The Renewable Energy Company
SOLAR PV SYSTEMS
HOW DO SOLAR PV PANELS WORK?
A solar PV panel consists of many cells made from layers of semi-conducting material, most commonly silicon. When light shines on this material, a flow of electricity is created.
The cells don’t need direct sunlight to work and can even work on cloudy days. However, the stronger the sunshine, the more electricity generated.
Solar PV systems are made up of several panels, with each panel generating around 355W of energy in strong sunlight. Typical systems contain around 15 panels and generate direct current (DC) electricity. Because the electricity used for household appliances is alternating current (AC), an inverter is installed along with the system to convert DC electricity to AC. This electricity can be used throughout your home, or exported to the grid.
Are Solar Panels Right For Me?
DO YOU HAVE ENOUGH SPACE?
Space is a key consideration. The average system size is around 4.2kWp and this will typically take up around 25m2 roof area. An unshaded, South facing roof is ideal for maximum electrical output. East or West facing roofs could still be considered, but North facing roofs are not recommended. A system facing East or West will yield around 15-20% less energy than one facing directly South.
Any nearby buildings, trees or chimneys could shade your roof and have a negative impact on the performance of your system.
Finding an unshaded spot is best, however sometimes shading is unavoidable. Some solar PV systems can minimise the impact of shading using ‘optimisers’. If you don’t have shading, the use of optimisers is not necessary or beneficial, other than the increased monitoring opportunities they offer – they won’t generate more energy.
Do I need permission to install a solar PV system?
Solar PV panels are considered ‘permitted developments’ and often don’t require planning permission. However, exceptions apply and it’s best to check with your local planning office for guidance. If you live in a listed building, conservation area or national park, additional restrictions may apply.
If you’re planning to install a solar PV system in your home, you must register it with your Distribution Network Operator (DNO). The DNO is the company responsible for bringing electricity to your home. Usually, your installer will register the device for you.

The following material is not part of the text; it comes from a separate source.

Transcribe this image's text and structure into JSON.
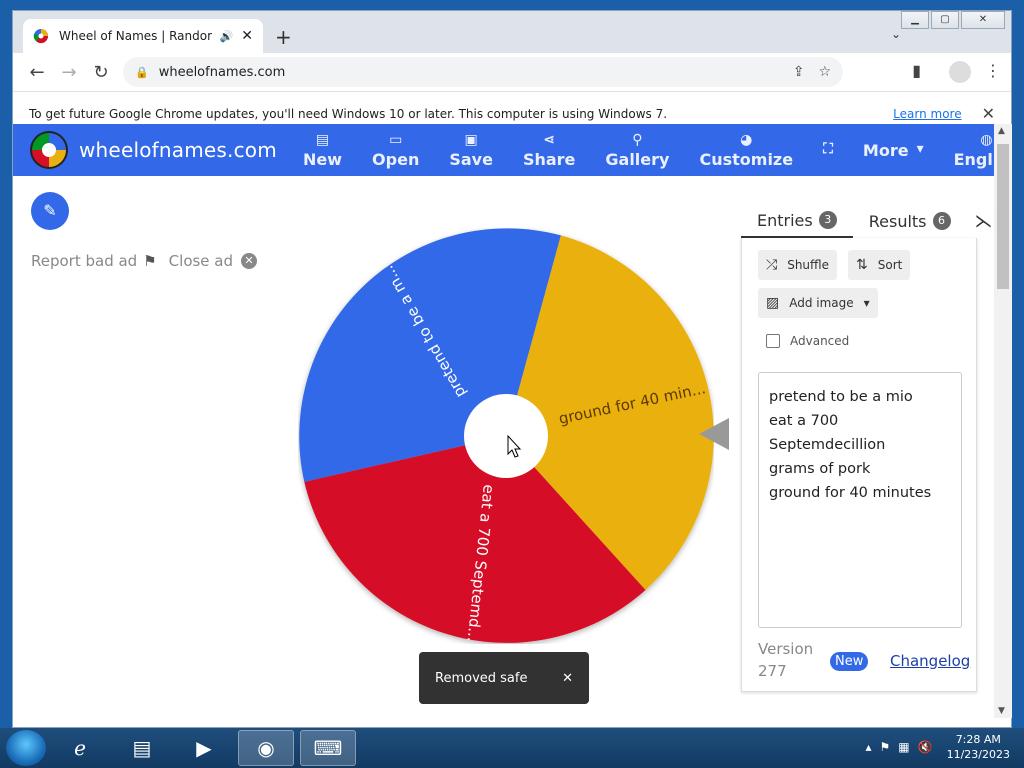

Getting the most out of your solar PV system
Reduce your elctricty use
During daylight hours, you’ll be generating electricity even on cloudy days, but if you’re using more power around your home than your panels are generating, or during the evening when your panels are not generating any electricity, you’ll be
supplementing this by importing electricity from the grid.
Reducing your electricity use can help lower your bills and
reduce your carbon footprint. If you’re claiming a Smart
Export Guarantee tariff, you’ll receive a payment for every unit of electricity you export. Remember to turn devices off and avoid standby.
Use more electricty during the day
As your solar PV system will be working at its peak during
daylight hours, it’s a good idea to run your electrical appliances such as your washing machine, dishwasher, and iron during the day. If you’re at home, then this may be easier to do, but if you are away during the day, you could try setting timers for your dishwasher and washing machine.
Combine with other renewable systems
You can combine solar PV with other renewable technologies such as heat pumps or solar hot water systems. These
technologies work well with each other, as solar PV could help power a heat pump, for example, or several of these systems could feed into a thermal store.
Solar PV systems need little maintenance. Keep an eye on nearby trees to ensure they don’t begin to overshadow your system.
In the UK, panels that are tilted at 15 degrees or more benefit from being cleaned by rainfall, which helps to ensure optimal performance. Debris is more likely to build up if you have ground-mounted panels,
or if you live in an area with more dust in the air. In these cases, you might need to have the panels cleaned occasionally.
Once fitted, your installer should leave written details of any maintenance checks that you should carry out to ensure everything is working properly. This should include details of the main inverter fault signals and key troubleshooting guidance. Ideally, your installer should demonstrate this to you once the system has been installed.
Keeping a close eye on your system and the amount of electricity it’s generating (alongside the weather conditions) will help you understand what to expect and alert you to when something might be wrong.
The panels should last 25 years or more, but the inverter is likely to need replacing sometime during this period, at a cost of around £800 (depending on system size and the manufacturer). Some inverters have online monitoring functions and can warn you by email if the system fails.
Most inverters have warranties of five years as a minimum, which can often be extended up to 15 years. Speak to your installer about the likely lifespan and benefit of an extended warranty. You might find that a 15-year warranty costs almost as much as a replacement inverter, so consider it carefully.
Consult with your installer for exact maintenance requirements before you commit to installing a solar PV system.